"Some historic African-American neighborhoods in Nashville’s urban core have experienced declines of more than 20 percent in their black populations over the past decade," reports Mike Reicher.
The article shares conclusions from an analysis of U.S. Census data by the Tennessean. "The findings will ring true for anyone who has followed the urban core’s redevelopment and gentrification, but this may be the first time the dramatic racial shifts have been documented with data," explains Reicher.
Reicher focuses on the neighborhood of Edgehill, which "had one of the largest racial shifts in the county during the past decade. The racial lines drawn by the change in the neighborhood is stark:

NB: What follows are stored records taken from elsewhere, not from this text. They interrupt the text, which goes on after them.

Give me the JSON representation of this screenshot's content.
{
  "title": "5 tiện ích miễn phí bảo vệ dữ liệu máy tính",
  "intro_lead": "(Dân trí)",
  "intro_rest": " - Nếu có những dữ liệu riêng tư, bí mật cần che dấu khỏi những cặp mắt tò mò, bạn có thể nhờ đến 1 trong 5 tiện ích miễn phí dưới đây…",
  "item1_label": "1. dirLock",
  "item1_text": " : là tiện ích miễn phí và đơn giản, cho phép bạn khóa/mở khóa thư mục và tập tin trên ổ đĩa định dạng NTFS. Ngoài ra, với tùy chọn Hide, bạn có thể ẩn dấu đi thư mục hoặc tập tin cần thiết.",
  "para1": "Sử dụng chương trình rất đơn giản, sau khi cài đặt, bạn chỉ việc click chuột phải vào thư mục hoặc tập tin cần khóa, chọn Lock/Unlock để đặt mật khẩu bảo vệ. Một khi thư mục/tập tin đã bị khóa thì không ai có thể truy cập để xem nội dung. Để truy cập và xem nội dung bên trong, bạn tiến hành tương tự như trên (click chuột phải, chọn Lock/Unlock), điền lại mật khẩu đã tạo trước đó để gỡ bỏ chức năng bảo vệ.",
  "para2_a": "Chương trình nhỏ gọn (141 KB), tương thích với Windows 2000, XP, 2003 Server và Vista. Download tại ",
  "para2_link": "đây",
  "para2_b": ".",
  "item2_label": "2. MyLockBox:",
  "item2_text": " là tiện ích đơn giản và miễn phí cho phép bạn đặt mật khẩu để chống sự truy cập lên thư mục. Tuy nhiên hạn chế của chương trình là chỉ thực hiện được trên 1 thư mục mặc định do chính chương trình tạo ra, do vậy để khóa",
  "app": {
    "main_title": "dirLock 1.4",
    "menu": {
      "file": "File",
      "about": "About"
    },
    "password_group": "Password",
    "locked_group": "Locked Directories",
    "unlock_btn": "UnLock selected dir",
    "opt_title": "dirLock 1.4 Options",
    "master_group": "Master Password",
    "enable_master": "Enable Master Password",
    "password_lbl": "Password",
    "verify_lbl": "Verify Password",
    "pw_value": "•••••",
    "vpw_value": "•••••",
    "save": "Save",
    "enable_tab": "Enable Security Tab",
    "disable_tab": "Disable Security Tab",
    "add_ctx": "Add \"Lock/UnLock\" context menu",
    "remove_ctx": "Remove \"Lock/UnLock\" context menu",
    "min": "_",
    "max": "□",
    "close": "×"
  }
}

From 2007 to 2011, African-Americans made up 67 percent of the total population, on average, census data shows. But between 2012 and 2016, their average share was down to 50 percent. The white population, meanwhile, shifted from 26 percent to 45 percent in the same time frame.
On the other end of the equation, outlying areas like Goodlettsville, Hermitage, and Neely’s Bend have seen increased black population.